Blood and tissue samples are collected at baseline for correlative studies, including gene expression profiling, biological marker analysis (i.e., cMyc, ErbB2/ErbB4), comparative genome analysis, and mutation analysis.
After completion of study therapy, patients are followed up periodically for 4 years and then annually thereafter.
- Diagnosis of 1 of the following:
- High-risk medulloblastoma defined by any of the following:
- Residual disease > 1.5 cm²
- Lumbar cerebral spinal fluid cytology positive for tumor cells by analysis of fluid collected either before definitive surgery or ≥ 10 days after definitive surgery unless contraindicated
- M0 disease in children < 8 months of age at diagnosis
- M2 or M3 metastatic disease by MRI
- M4 disease

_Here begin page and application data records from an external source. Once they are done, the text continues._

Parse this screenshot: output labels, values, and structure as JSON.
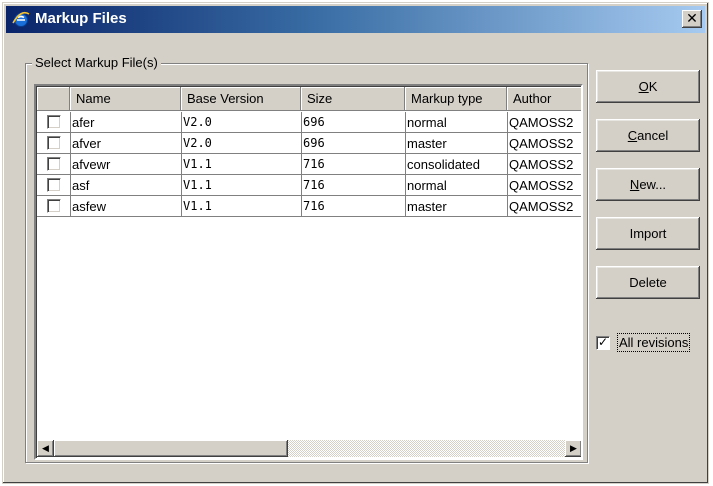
{
  "window": {
    "title": "Markup Files",
    "close_glyph": "✕"
  },
  "group": {
    "label": "Select Markup File(s)"
  },
  "table": {
    "columns": [
      "Name",
      "Base Version",
      "Size",
      "Markup type",
      "Author"
    ],
    "rows": [
      {
        "checked": false,
        "name": "afer",
        "base_version": "V2.0",
        "size": "696",
        "markup_type": "normal",
        "author": "QAMOSS2"
      },
      {
        "checked": false,
        "name": "afver",
        "base_version": "V2.0",
        "size": "696",
        "markup_type": "master",
        "author": "QAMOSS2"
      },
      {
        "checked": false,
        "name": "afvewr",
        "base_version": "V1.1",
        "size": "716",
        "markup_type": "consolidated",
        "author": "QAMOSS2"
      },
      {
        "checked": false,
        "name": "asf",
        "base_version": "V1.1",
        "size": "716",
        "markup_type": "normal",
        "author": "QAMOSS2"
      },
      {
        "checked": false,
        "name": "asfew",
        "base_version": "V1.1",
        "size": "716",
        "markup_type": "master",
        "author": "QAMOSS2"
      }
    ]
  },
  "buttons": {
    "ok": {
      "mnemonic": "O",
      "rest": "K"
    },
    "cancel": {
      "mnemonic": "C",
      "rest": "ancel"
    },
    "new": {
      "mnemonic": "N",
      "rest": "ew..."
    },
    "import": "Import",
    "delete": "Delete"
  },
  "all_revisions": {
    "checked": true,
    "label": "All revisions",
    "check_glyph": "✓"
  },
  "scroll": {
    "left_glyph": "◀",
    "right_glyph": "▶"
  }
}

- Supratentorial primitive neuroectodermal tumor (PNET)(any M-stage)
- Anaplastic medulloblastoma regardless of M-stage or residual tumor

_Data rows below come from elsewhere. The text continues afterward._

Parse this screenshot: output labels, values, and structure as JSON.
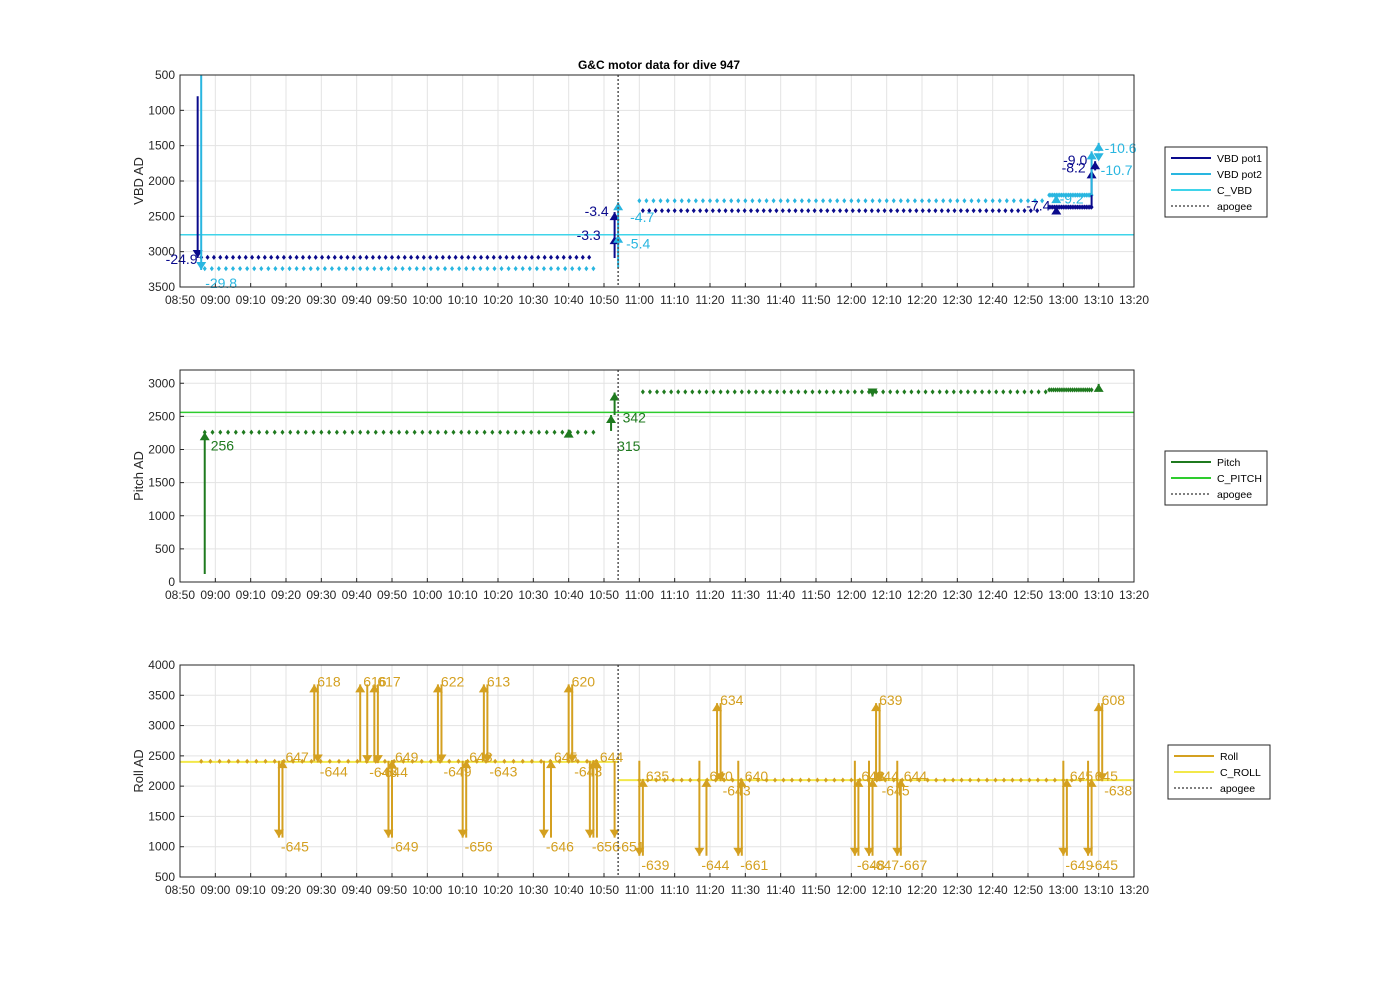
{
  "title": "G&C motor data for dive 947",
  "chart_data": [
    {
      "type": "line",
      "ylabel": "VBD AD",
      "ylim": [
        3500,
        500
      ],
      "y_reversed": true,
      "yticks": [
        500,
        1000,
        1500,
        2000,
        2500,
        3000,
        3500
      ],
      "xlim": [
        "08:50",
        "13:20"
      ],
      "xticks": [
        "08:50",
        "09:00",
        "09:10",
        "09:20",
        "09:30",
        "09:40",
        "09:50",
        "10:00",
        "10:10",
        "10:20",
        "10:30",
        "10:40",
        "10:50",
        "11:00",
        "11:10",
        "11:20",
        "11:30",
        "11:40",
        "11:50",
        "12:00",
        "12:10",
        "12:20",
        "12:30",
        "12:40",
        "12:50",
        "13:00",
        "13:10",
        "13:20"
      ],
      "grid": true,
      "legend_placement": "outside-right",
      "legend": [
        "VBD pot1",
        "VBD pot2",
        "C_VBD",
        "apogee"
      ],
      "series": [
        {
          "name": "VBD pot1",
          "color": "#0a0a8c",
          "dots": {
            "start": "08:56",
            "end": "10:47",
            "step_min": 1.8,
            "value": 3080
          },
          "dots2": {
            "start": "11:01",
            "end": "12:54",
            "step_min": 1.8,
            "value": 2420
          },
          "dots3": {
            "start": "12:56",
            "end": "13:08",
            "step_min": 0.5,
            "value": 2370
          }
        },
        {
          "name": "VBD pot2",
          "color": "#29b6e0",
          "dots": {
            "start": "08:57",
            "end": "10:47",
            "step_min": 2.0,
            "value": 3240
          },
          "dots2": {
            "start": "11:00",
            "end": "12:54",
            "step_min": 2.0,
            "value": 2280
          },
          "dots3": {
            "start": "12:56",
            "end": "13:08",
            "step_min": 0.5,
            "value": 2200
          }
        },
        {
          "name": "C_VBD",
          "color": "#3fd4ea",
          "constant": 2760
        }
      ],
      "moves": [
        {
          "t": "08:55",
          "from": 800,
          "to": 3090,
          "color": "#0a0a8c",
          "label": "-24.9",
          "label_dx": -32,
          "label_dy": 6
        },
        {
          "t": "08:56",
          "from": 500,
          "to": 3260,
          "color": "#29b6e0",
          "label": "-29.8",
          "label_dx": 4,
          "label_dy": 18
        },
        {
          "t": "10:53",
          "from": 3090,
          "to": 2780,
          "color": "#0a0a8c",
          "label": "-3.3",
          "label_dx": -38,
          "label_dy": 4
        },
        {
          "t": "10:53",
          "from": 2780,
          "to": 2440,
          "color": "#0a0a8c",
          "label": "-3.4",
          "label_dx": -30,
          "label_dy": 4
        },
        {
          "t": "10:54",
          "from": 3230,
          "to": 2760,
          "color": "#29b6e0",
          "label": "-5.4",
          "label_dx": 8,
          "label_dy": 14
        },
        {
          "t": "10:54",
          "from": 2760,
          "to": 2300,
          "color": "#29b6e0",
          "label": "-4.7",
          "label_dx": 12,
          "label_dy": 20
        },
        {
          "t": "12:58",
          "from": 2420,
          "to": 2360,
          "color": "#0a0a8c",
          "label": "-7.4",
          "label_dx": -30,
          "label_dy": 4
        },
        {
          "t": "12:58",
          "from": 2280,
          "to": 2200,
          "color": "#29b6e0",
          "label": "",
          "label_dx": 0,
          "label_dy": 0
        },
        {
          "t": "13:08",
          "from": 2360,
          "to": 1850,
          "color": "#0a0a8c",
          "label": "-8.2",
          "label_dx": -30,
          "label_dy": 2
        },
        {
          "t": "13:08",
          "from": 2200,
          "to": 1580,
          "color": "#29b6e0",
          "label": "-9.2",
          "label_dx": -32,
          "label_dy": 52
        },
        {
          "t": "13:09",
          "from": 1850,
          "to": 1720,
          "color": "#0a0a8c",
          "label": "-9.0",
          "label_dx": -32,
          "label_dy": 4
        },
        {
          "t": "13:10",
          "from": 1580,
          "to": 1460,
          "color": "#29b6e0",
          "label": "-10.6",
          "label_dx": 6,
          "label_dy": 10
        },
        {
          "t": "13:10",
          "from": 1720,
          "to": 1720,
          "color": "#29b6e0",
          "label": "-10.7",
          "label_dx": 2,
          "label_dy": 14
        }
      ],
      "apogee": "10:54"
    },
    {
      "type": "line",
      "ylabel": "Pitch AD",
      "ylim": [
        0,
        3200
      ],
      "yticks": [
        0,
        500,
        1000,
        1500,
        2000,
        2500,
        3000
      ],
      "xlim": [
        "08:50",
        "13:20"
      ],
      "xticks": [
        "08:50",
        "09:00",
        "09:10",
        "09:20",
        "09:30",
        "09:40",
        "09:50",
        "10:00",
        "10:10",
        "10:20",
        "10:30",
        "10:40",
        "10:50",
        "11:00",
        "11:10",
        "11:20",
        "11:30",
        "11:40",
        "11:50",
        "12:00",
        "12:10",
        "12:20",
        "12:30",
        "12:40",
        "12:50",
        "13:00",
        "13:10",
        "13:20"
      ],
      "grid": true,
      "legend_placement": "outside-right",
      "legend": [
        "Pitch",
        "C_PITCH",
        "apogee"
      ],
      "series": [
        {
          "name": "Pitch",
          "color": "#1f7a1f",
          "dots": {
            "start": "08:57",
            "end": "10:47",
            "step_min": 2.2,
            "value": 2260
          },
          "dots2": {
            "start": "11:01",
            "end": "12:56",
            "step_min": 2.0,
            "value": 2870
          },
          "dots3": {
            "start": "12:56",
            "end": "13:08",
            "step_min": 0.6,
            "value": 2900
          }
        },
        {
          "name": "C_PITCH",
          "color": "#2ecc2e",
          "constant": 2560
        }
      ],
      "moves": [
        {
          "t": "08:57",
          "from": 120,
          "to": 2260,
          "color": "#1f7a1f",
          "label": "256",
          "label_dx": 6,
          "label_dy": 18
        },
        {
          "t": "10:40",
          "from": 2260,
          "to": 2300,
          "color": "#1f7a1f",
          "label": "",
          "label_dx": 0,
          "label_dy": 0
        },
        {
          "t": "10:52",
          "from": 2280,
          "to": 2520,
          "color": "#1f7a1f",
          "label": "315",
          "label_dx": 6,
          "label_dy": 36
        },
        {
          "t": "10:53",
          "from": 2520,
          "to": 2860,
          "color": "#1f7a1f",
          "label": "342",
          "label_dx": 8,
          "label_dy": 30
        },
        {
          "t": "12:06",
          "from": 2870,
          "to": 2800,
          "color": "#1f7a1f",
          "label": "",
          "label_dx": 0,
          "label_dy": 0
        },
        {
          "t": "13:10",
          "from": 2900,
          "to": 2990,
          "color": "#1f7a1f",
          "label": "",
          "label_dx": 0,
          "label_dy": 0
        }
      ],
      "apogee": "10:54"
    },
    {
      "type": "line",
      "ylabel": "Roll AD",
      "ylim": [
        500,
        4000
      ],
      "yticks": [
        500,
        1000,
        1500,
        2000,
        2500,
        3000,
        3500,
        4000
      ],
      "xlim": [
        "08:50",
        "13:20"
      ],
      "xticks": [
        "08:50",
        "09:00",
        "09:10",
        "09:20",
        "09:30",
        "09:40",
        "09:50",
        "10:00",
        "10:10",
        "10:20",
        "10:30",
        "10:40",
        "10:50",
        "11:00",
        "11:10",
        "11:20",
        "11:30",
        "11:40",
        "11:50",
        "12:00",
        "12:10",
        "12:20",
        "12:30",
        "12:40",
        "12:50",
        "13:00",
        "13:10",
        "13:20"
      ],
      "grid": true,
      "legend_placement": "outside-right",
      "legend": [
        "Roll",
        "C_ROLL",
        "apogee"
      ],
      "series": [
        {
          "name": "Roll",
          "color": "#d4a020",
          "dots": {
            "start": "08:56",
            "end": "10:50",
            "step_min": 2.6,
            "value": 2410
          },
          "dots2": {
            "start": "11:00",
            "end": "13:07",
            "step_min": 2.4,
            "value": 2100
          }
        },
        {
          "name": "C_ROLL",
          "color": "#f2e84a",
          "constant_segments": [
            {
              "from": "08:50",
              "to": "10:54",
              "value": 2400
            },
            {
              "from": "10:54",
              "to": "13:20",
              "value": 2100
            }
          ]
        }
      ],
      "pairs": [
        {
          "t1": "09:18",
          "t2": "09:19",
          "down": 1150,
          "up": 2430,
          "down_label": "-645",
          "up_label": "647"
        },
        {
          "t1": "09:29",
          "t2": "09:28",
          "down": 2390,
          "up": 3680,
          "down_label": "-644",
          "up_label": "618"
        },
        {
          "t1": "09:43",
          "t2": "09:41",
          "down": 2380,
          "up": 3680,
          "down_label": "-646",
          "up_label": "616"
        },
        {
          "t1": "09:46",
          "t2": "09:45",
          "down": 2380,
          "up": 3680,
          "down_label": "-644",
          "up_label": "617"
        },
        {
          "t1": "09:49",
          "t2": "09:50",
          "down": 1150,
          "up": 2430,
          "down_label": "-649",
          "up_label": "649"
        },
        {
          "t1": "10:04",
          "t2": "10:03",
          "down": 2390,
          "up": 3680,
          "down_label": "-649",
          "up_label": "622"
        },
        {
          "t1": "10:17",
          "t2": "10:16",
          "down": 2390,
          "up": 3680,
          "down_label": "-643",
          "up_label": "613"
        },
        {
          "t1": "10:10",
          "t2": "10:11",
          "down": 1150,
          "up": 2430,
          "down_label": "-656",
          "up_label": "643"
        },
        {
          "t1": "10:33",
          "t2": "10:35",
          "down": 1150,
          "up": 2430,
          "down_label": "-646",
          "up_label": "645"
        },
        {
          "t1": "10:41",
          "t2": "10:40",
          "down": 2390,
          "up": 3680,
          "down_label": "-643",
          "up_label": "620"
        },
        {
          "t1": "10:46",
          "t2": "10:47",
          "down": 1150,
          "up": 2430,
          "down_label": "-656",
          "up_label": ""
        },
        {
          "t1": "10:53",
          "t2": "10:48",
          "down": 1150,
          "up": 2430,
          "down_label": "-651",
          "up_label": "644"
        },
        {
          "t1": "11:00",
          "t2": "11:01",
          "down": 850,
          "up": 2120,
          "down_label": "-639",
          "up_label": "635"
        },
        {
          "t1": "11:17",
          "t2": "11:19",
          "down": 850,
          "up": 2120,
          "down_label": "-644",
          "up_label": "640"
        },
        {
          "t1": "11:23",
          "t2": "11:22",
          "down": 2080,
          "up": 3370,
          "down_label": "-643",
          "up_label": "634"
        },
        {
          "t1": "11:28",
          "t2": "11:29",
          "down": 850,
          "up": 2120,
          "down_label": "-661",
          "up_label": "640"
        },
        {
          "t1": "12:01",
          "t2": "12:02",
          "down": 850,
          "up": 2120,
          "down_label": "-648",
          "up_label": "643"
        },
        {
          "t1": "12:08",
          "t2": "12:07",
          "down": 2080,
          "up": 3370,
          "down_label": "-645",
          "up_label": "639"
        },
        {
          "t1": "12:05",
          "t2": "12:06",
          "down": 850,
          "up": 2120,
          "down_label": "-647",
          "up_label": "644"
        },
        {
          "t1": "12:13",
          "t2": "12:14",
          "down": 850,
          "up": 2120,
          "down_label": "-667",
          "up_label": "644"
        },
        {
          "t1": "13:00",
          "t2": "13:01",
          "down": 850,
          "up": 2120,
          "down_label": "-649",
          "up_label": "645"
        },
        {
          "t1": "13:07",
          "t2": "13:08",
          "down": 850,
          "up": 2120,
          "down_label": "-645",
          "up_label": "645"
        },
        {
          "t1": "13:11",
          "t2": "13:10",
          "down": 2080,
          "up": 3370,
          "down_label": "-638",
          "up_label": "608"
        }
      ],
      "apogee": "10:54"
    }
  ]
}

- M0 classic, non-desmoplastic medulloblastoma (R1) with radiographically measurable residual disease < 1.5 cm^2
- MRI evidence of spinal disease
- Tumor must be negative for INI1 gene
- Has undergone definitive surgery within the past 31 days
- No atypical teratoid rhabdoid tumors
- Biological specimens must be available for correlative laboratory studies
- Life expectancy > 8 weeks
- Creatinine clearance or radioisotope glomerular filtration rate ≥ 60 mL/min
- Bilirubin ≤ 1.5 times upper limit of normal (ULN)
- AST and ALT < 2 times ULN
- Shortening fraction ≥ 27% by echocardiogram
- Ejection fraction ≥ 47% by radionuclide angiogram
- No evidence of dyspnea at rest
- Pulse oximetry > 94% on room air
- Absolute neutrophil count > 1,000/mm³
- Platelet count > 100,000/mm³ (transfusion independent)
- Hemoglobin > 8 g/dL (RBC transfusions allowed)
- Prior corticosteroids allowed
- No prior radiation therapy or chemotherapy
Trial Contact Information
Trial Lead Organizations/Sponsors
Children's Oncology Group
- National Cancer Institute
Joe DiMaggio Children's Hospital
Western Michigan University School of Medicine Clinics
Jeffrey S Lobel
Steven L Halpern
Memorial Sloan-Kettering Cancer Center
Peter G Steinherz
Cleveland Clinic Taussig Cancer Center
Tanya M Tekautz
Legacy Emanuel Hospital and Health Center and Children's Hospital
Janice F Olson
Cancer Centers of the Carolinas - Faris Road
Nichole L Bryant
McMaster Children's Hospital at Hamilton Health Sciences
Link to the current ClinicalTrials.gov record.
NLM Identifier NCT00336024
ClinicalTrials.gov processed this data on May 26, 2015
Note: Information about this trial is from the ClinicalTrials.gov database. The versions designated for health professionals and patients contain the same text. Minor changes may be made to the ClinicalTrials.gov record to standardize the names of study sponsors, sites, and contacts. Cancer.gov only lists sites that are recruiting patients for active trials, whereas ClinicalTrials.gov lists all sites for all trials. Questions and comments regarding the presented information should be directed to ClinicalTrials.gov.